ASSIGNMENT: Which lines in the records below hold the word "page"? Copy each of them.

INFORMATION GIVEN:

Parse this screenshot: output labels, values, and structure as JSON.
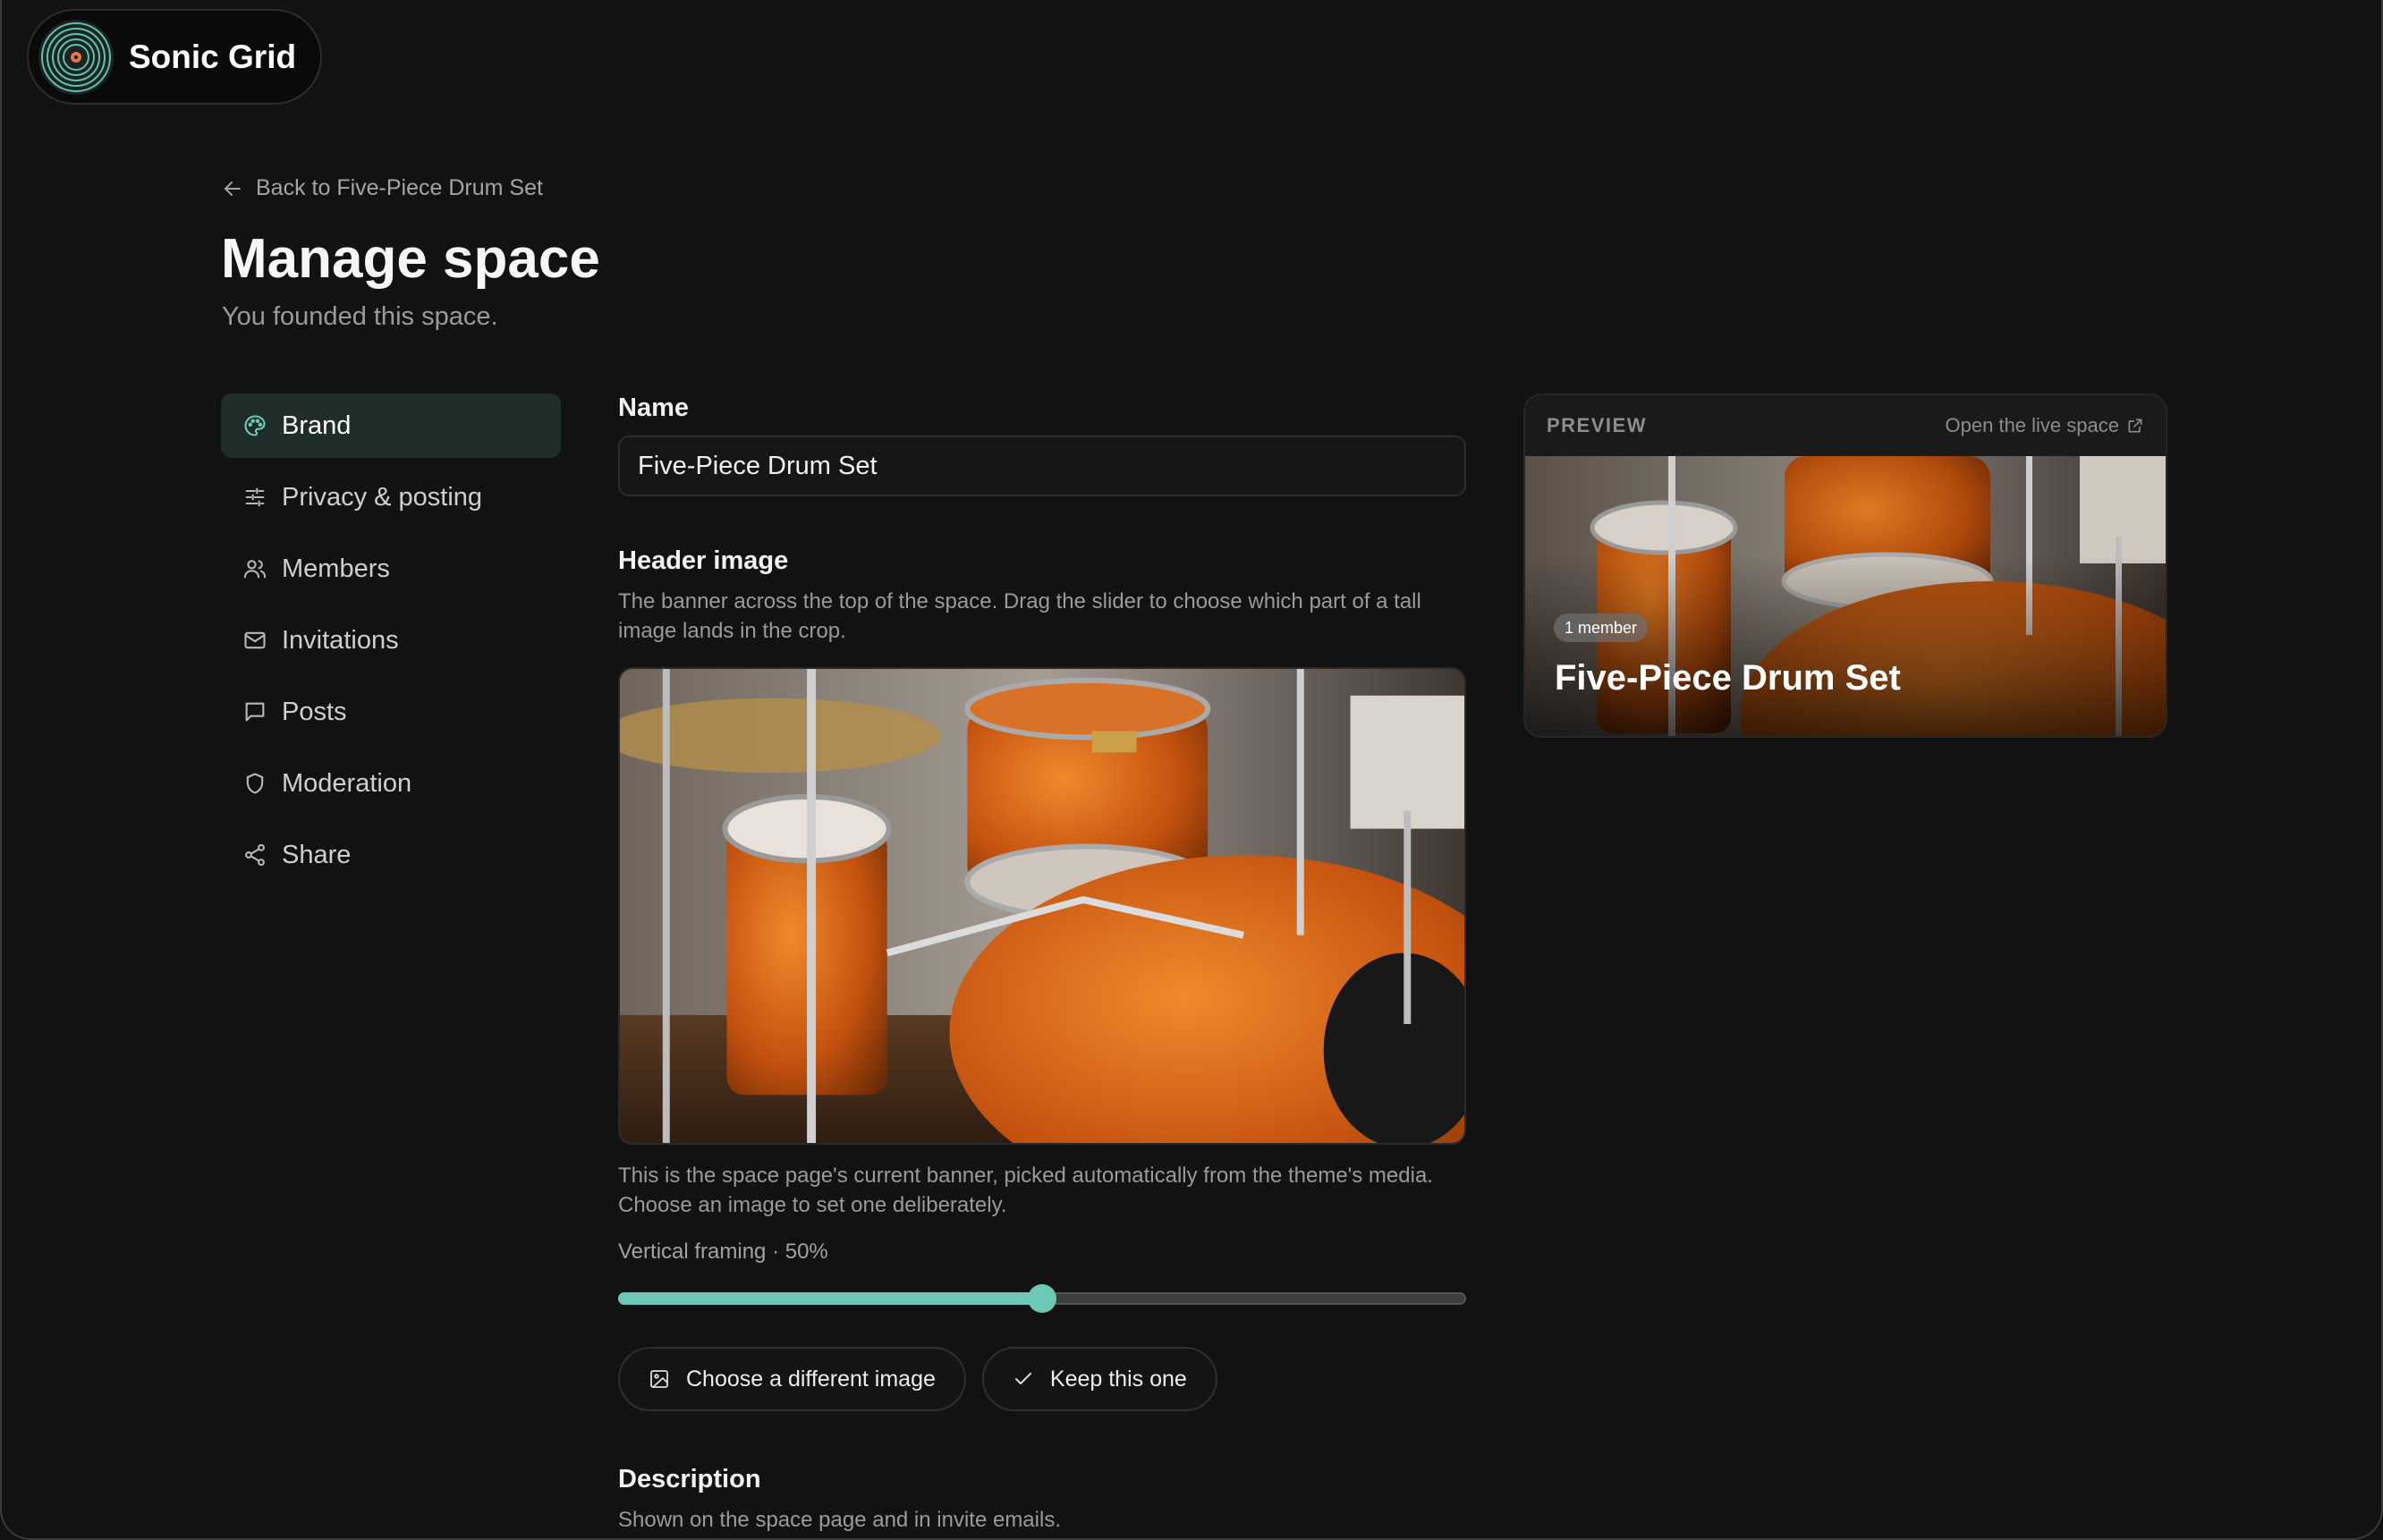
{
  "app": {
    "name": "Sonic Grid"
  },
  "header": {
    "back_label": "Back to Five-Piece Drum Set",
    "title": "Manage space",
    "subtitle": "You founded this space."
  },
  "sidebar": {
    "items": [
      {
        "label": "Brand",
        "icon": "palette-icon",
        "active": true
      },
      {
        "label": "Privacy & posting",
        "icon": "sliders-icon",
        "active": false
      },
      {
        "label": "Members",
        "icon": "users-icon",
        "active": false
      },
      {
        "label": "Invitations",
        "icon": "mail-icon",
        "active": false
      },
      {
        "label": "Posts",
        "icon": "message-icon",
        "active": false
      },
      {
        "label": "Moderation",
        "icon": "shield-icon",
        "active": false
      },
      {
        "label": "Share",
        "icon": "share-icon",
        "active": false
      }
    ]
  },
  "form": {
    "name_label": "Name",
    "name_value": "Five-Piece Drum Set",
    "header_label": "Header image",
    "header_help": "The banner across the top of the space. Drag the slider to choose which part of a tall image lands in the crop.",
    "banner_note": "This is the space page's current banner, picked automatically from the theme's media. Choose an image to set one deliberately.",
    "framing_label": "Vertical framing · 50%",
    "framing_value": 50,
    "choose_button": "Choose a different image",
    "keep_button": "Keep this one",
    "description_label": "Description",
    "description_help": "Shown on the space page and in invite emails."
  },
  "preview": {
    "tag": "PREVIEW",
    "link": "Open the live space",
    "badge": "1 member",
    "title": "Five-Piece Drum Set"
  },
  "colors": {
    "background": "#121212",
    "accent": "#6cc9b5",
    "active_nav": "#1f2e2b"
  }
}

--

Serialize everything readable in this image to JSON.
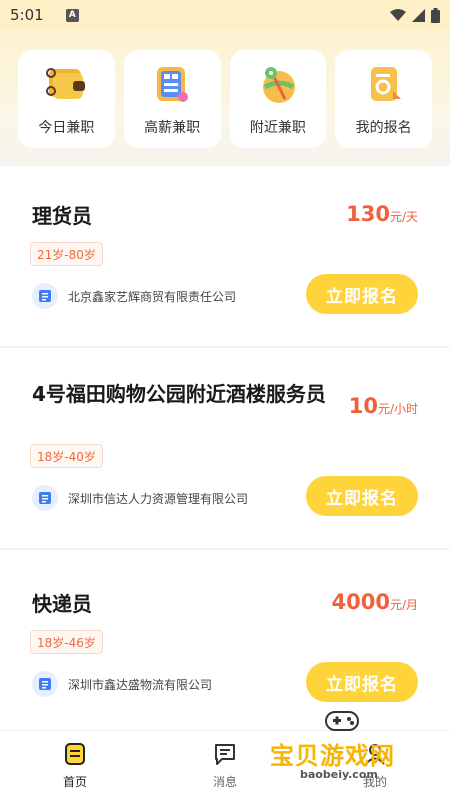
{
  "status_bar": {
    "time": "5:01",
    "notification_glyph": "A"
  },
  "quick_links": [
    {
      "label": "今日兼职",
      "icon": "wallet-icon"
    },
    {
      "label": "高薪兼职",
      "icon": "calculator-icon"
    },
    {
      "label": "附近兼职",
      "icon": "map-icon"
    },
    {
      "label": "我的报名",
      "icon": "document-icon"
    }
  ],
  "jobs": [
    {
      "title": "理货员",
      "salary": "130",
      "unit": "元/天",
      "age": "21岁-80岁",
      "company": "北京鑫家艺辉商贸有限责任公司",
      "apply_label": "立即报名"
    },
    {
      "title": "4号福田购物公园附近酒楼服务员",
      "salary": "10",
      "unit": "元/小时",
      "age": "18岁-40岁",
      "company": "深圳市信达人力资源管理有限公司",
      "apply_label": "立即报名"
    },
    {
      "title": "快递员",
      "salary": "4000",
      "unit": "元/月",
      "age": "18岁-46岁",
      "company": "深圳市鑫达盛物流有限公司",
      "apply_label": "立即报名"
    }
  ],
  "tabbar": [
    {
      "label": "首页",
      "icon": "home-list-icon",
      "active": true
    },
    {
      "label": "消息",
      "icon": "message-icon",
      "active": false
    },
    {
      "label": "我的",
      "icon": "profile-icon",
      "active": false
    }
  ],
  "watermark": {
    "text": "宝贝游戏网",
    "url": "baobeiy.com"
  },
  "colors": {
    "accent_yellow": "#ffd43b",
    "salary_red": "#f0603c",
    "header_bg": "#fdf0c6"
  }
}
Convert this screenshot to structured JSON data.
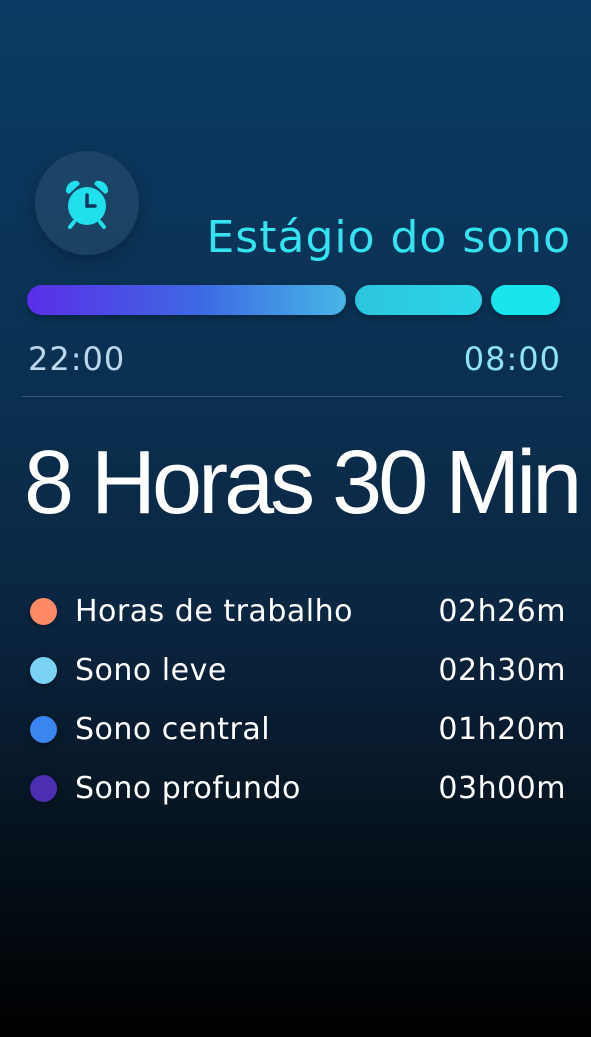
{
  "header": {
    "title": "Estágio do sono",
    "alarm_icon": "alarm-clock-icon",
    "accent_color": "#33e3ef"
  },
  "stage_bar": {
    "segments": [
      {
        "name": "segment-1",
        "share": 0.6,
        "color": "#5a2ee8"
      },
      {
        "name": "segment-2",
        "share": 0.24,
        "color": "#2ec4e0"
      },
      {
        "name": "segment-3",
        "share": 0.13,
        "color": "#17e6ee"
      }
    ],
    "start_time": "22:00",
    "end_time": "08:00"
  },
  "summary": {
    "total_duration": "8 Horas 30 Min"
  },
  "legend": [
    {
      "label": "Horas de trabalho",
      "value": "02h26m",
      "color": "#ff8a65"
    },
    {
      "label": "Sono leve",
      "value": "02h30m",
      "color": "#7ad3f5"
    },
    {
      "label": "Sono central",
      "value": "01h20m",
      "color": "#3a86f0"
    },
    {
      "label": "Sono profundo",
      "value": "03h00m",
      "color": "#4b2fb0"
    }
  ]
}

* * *

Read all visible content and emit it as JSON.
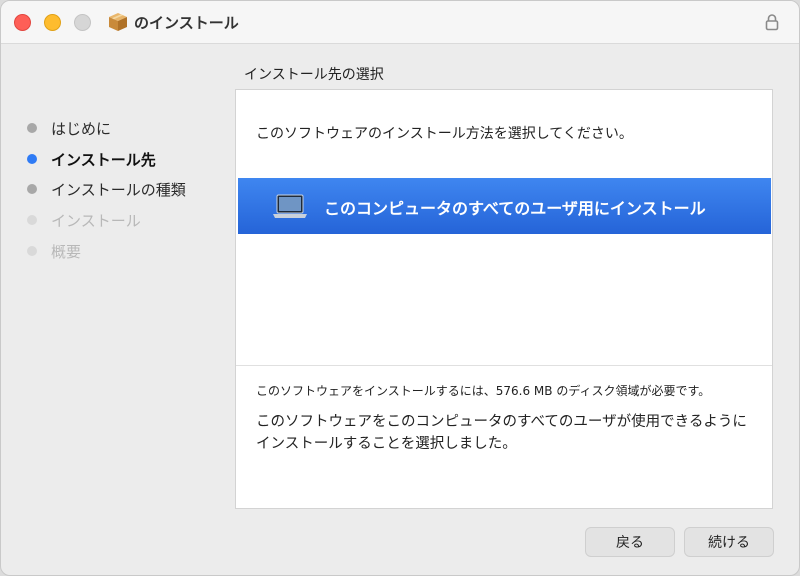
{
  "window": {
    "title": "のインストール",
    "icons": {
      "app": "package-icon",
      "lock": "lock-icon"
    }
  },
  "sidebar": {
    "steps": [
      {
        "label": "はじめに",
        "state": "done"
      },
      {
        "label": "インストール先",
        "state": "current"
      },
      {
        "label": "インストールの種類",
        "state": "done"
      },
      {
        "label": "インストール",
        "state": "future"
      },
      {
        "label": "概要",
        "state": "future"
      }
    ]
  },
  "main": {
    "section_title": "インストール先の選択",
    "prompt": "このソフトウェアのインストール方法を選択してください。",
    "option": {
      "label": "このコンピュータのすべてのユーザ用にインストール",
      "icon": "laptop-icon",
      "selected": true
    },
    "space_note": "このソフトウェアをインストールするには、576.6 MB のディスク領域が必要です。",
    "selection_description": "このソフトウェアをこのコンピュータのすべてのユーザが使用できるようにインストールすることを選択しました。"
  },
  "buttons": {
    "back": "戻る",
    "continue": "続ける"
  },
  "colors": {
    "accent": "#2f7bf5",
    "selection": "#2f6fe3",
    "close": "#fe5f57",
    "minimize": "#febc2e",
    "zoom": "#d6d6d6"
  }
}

RESPONSE TO THIS TASK:
    "banner_note": "This is the space page's current banner, picked automatically from the theme's media. Choose an image to set one deliberately.",
    "description_help": "Shown on the space page and in invite emails."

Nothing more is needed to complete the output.